  Betsy Holden
  Betsy Holden '82  Photo © Todd Rosenberg Photography
   
  Ali Babacan '92
  Ali Babacan '92  Photo © Nathan Mandell
   

"Sternthal's class really prepared us for the things we would be doing after graduation. It wasn't just advertising, but offered a broader perspective and a lot of brand management fundamentals," says Holden, who sits on the Dean's Advisory Board.

As a Kellogg student, she participated in the General Motors Marketing Competition. Her team won. "There were about 25 of us and we worked with most of the Marketing Department, though the effort was student driven. It was an incredible educational experience," she recalls, adding with a laugh that the professors told students "win or don't come back."

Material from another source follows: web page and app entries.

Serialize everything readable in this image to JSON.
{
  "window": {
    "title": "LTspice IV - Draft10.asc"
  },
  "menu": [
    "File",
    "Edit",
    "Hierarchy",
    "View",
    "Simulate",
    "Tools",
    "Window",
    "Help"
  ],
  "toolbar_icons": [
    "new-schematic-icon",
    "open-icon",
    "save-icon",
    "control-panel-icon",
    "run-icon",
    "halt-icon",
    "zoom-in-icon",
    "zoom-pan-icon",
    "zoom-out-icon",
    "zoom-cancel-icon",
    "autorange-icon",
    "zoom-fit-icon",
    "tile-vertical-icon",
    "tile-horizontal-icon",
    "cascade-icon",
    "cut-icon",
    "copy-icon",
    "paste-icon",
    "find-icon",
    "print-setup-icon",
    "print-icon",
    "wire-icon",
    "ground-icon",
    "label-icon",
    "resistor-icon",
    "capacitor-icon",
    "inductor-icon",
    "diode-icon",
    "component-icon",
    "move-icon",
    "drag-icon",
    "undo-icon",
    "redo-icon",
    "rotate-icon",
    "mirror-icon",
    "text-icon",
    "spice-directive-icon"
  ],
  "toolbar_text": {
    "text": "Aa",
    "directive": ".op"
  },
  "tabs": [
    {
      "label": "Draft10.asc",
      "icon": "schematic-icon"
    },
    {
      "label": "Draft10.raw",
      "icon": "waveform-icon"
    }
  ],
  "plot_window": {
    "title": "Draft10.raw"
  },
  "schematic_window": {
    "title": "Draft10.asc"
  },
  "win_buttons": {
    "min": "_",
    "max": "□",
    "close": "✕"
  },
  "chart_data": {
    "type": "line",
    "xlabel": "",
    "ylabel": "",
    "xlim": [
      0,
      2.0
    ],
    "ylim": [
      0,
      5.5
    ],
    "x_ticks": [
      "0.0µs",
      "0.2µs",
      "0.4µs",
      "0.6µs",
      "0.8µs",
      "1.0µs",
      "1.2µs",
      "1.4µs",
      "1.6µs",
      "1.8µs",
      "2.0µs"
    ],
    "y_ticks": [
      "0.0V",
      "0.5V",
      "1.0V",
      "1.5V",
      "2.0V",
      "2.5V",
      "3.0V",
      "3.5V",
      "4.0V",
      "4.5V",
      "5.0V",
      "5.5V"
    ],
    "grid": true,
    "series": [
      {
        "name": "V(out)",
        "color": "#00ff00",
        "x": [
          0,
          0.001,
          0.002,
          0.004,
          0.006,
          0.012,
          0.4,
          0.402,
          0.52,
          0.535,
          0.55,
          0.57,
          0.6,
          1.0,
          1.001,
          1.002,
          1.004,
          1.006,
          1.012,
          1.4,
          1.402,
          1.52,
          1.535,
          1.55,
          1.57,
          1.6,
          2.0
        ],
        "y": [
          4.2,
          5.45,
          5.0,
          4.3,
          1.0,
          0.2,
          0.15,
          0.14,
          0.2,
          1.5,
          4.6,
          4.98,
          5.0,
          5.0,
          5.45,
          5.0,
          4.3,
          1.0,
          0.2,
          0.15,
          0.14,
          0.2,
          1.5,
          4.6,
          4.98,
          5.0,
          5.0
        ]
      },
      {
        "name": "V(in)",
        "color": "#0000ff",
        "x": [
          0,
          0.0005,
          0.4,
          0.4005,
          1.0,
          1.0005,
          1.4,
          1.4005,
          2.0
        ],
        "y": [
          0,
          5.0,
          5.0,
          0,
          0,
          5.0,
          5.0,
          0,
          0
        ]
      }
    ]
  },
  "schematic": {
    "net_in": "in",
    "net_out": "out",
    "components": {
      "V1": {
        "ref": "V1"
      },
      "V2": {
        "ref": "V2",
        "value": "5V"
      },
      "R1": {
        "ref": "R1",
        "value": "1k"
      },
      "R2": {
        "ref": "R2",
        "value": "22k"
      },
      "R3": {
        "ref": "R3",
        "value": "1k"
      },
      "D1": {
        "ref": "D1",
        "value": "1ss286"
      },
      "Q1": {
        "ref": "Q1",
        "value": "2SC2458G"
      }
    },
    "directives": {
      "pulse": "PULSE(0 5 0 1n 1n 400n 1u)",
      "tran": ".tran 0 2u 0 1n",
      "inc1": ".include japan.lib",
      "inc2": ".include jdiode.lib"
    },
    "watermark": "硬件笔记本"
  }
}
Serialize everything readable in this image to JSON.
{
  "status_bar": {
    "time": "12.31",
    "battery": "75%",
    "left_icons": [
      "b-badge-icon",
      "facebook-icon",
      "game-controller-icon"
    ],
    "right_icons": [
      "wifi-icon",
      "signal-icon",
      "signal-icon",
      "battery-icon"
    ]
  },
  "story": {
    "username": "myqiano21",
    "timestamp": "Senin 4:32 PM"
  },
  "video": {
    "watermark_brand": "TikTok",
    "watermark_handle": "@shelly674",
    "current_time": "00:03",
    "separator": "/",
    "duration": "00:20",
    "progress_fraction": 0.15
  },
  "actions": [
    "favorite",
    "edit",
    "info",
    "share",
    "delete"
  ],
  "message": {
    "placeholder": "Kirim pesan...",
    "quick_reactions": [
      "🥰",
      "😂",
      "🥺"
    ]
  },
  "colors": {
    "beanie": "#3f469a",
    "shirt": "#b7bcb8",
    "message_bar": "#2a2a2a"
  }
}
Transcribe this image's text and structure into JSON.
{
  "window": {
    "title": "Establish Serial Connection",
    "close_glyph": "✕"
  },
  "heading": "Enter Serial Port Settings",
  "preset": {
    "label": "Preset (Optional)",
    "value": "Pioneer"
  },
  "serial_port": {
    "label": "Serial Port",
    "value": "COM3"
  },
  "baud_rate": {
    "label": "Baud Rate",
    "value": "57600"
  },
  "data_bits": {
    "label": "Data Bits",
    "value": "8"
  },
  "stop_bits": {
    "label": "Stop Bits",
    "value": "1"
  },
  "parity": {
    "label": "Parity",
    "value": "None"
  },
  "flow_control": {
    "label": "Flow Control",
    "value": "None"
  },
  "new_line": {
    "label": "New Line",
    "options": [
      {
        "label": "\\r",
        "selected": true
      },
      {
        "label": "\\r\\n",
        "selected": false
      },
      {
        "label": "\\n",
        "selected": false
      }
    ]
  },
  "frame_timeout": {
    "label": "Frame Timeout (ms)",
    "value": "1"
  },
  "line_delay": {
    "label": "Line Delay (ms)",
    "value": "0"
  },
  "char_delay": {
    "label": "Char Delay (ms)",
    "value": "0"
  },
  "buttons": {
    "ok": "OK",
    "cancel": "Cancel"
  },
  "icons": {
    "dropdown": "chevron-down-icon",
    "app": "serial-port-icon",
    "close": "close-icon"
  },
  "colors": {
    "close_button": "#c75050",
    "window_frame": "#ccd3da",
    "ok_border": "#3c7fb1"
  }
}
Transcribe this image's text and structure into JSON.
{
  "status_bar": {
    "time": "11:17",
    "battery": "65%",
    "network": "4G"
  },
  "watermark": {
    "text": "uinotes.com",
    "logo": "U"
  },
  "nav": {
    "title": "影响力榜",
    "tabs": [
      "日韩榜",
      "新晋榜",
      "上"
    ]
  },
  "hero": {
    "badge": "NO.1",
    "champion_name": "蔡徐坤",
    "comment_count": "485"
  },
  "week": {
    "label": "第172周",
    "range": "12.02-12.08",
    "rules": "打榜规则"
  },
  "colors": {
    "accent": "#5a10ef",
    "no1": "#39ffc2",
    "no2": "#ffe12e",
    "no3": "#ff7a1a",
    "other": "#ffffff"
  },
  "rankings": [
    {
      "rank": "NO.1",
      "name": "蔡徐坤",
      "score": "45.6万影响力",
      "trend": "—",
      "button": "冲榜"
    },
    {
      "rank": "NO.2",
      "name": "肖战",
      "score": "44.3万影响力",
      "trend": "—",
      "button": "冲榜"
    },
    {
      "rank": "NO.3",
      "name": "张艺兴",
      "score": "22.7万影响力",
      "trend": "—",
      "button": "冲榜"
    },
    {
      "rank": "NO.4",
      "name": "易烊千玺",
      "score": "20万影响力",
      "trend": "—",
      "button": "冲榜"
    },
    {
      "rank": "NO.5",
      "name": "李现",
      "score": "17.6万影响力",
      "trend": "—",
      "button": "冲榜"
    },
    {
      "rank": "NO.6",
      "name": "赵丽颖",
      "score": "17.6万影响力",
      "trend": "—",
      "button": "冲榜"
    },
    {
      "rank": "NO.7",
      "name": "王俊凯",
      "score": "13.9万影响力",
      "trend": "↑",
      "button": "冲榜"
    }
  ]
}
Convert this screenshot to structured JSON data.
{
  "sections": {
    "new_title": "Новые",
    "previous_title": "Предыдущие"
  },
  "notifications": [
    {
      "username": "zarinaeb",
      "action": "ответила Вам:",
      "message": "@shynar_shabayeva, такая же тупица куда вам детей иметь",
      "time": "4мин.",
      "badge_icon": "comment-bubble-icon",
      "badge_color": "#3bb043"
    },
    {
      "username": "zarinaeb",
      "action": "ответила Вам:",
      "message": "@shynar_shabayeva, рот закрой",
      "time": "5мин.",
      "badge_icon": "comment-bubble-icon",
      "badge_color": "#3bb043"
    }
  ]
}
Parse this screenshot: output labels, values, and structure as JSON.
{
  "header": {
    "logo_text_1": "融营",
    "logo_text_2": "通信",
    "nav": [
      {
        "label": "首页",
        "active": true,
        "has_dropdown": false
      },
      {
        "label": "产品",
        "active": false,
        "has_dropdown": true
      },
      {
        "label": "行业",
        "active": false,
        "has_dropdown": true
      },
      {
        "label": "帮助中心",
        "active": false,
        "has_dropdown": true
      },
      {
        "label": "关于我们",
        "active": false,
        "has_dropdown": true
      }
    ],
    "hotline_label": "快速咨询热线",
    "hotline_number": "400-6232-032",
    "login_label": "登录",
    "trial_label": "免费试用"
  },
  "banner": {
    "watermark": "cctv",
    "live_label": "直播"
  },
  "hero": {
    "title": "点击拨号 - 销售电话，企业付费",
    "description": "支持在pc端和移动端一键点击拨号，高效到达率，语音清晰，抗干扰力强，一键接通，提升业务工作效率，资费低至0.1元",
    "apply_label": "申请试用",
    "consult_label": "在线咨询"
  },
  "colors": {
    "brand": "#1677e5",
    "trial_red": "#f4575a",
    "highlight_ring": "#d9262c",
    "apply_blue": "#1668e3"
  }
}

After graduation, Holden continued winning, counting among her successes the launch of DiGiorno Rising Crust Pizza for Kraft in 1995. She called the experience "a textbook example" of applying marketing theory and executing it extremely well. She had learned the frameworks at Kellogg more than a decade earlier, proving, she says, "this education has staying power."

"I used all the principles we learned about market structure, creating a new brand, positioning, order entry." Holden also sought advice from faculty members during the launch. Since then, she has returned to Kellogg nearly every year to talk to students and professors, sharing challenges facing practitioners. She even turned the DiGiorno experience into a case study that she presented during marketing Professor Alice Tybout's executive education course.

Professor Brian Sternthal  
Professor Brian Sternthal  Photo © Nathan Mandell  
   

"It showed how all the pieces came together in terms of pricing, positioning and new product strategy," says Holden, who tells students and alumni to maintain a lifelong relationship with Kellogg. "Get everything you can out of the Kellogg experience, but be prepared to give back too," she says. Holden continues doing so: She was an Executive in Residence last year and is helping lead a Kellogg Innovation Network (KIN) summit in November, an event that includes alumni, members of the Dean's Advisory Board and corporate partners.

"I think people should stay involved with the school," she says, "because all of us would say that Kellogg played an incredibly important role in our lives and in our business success."

Next page: Entrepreneurial approach yields distinction
1 | 2 | 3

Current Top Headlines
View all current news
Subscribe to Kellogg News RSS
©2002 Kellogg School of Management, Northwestern University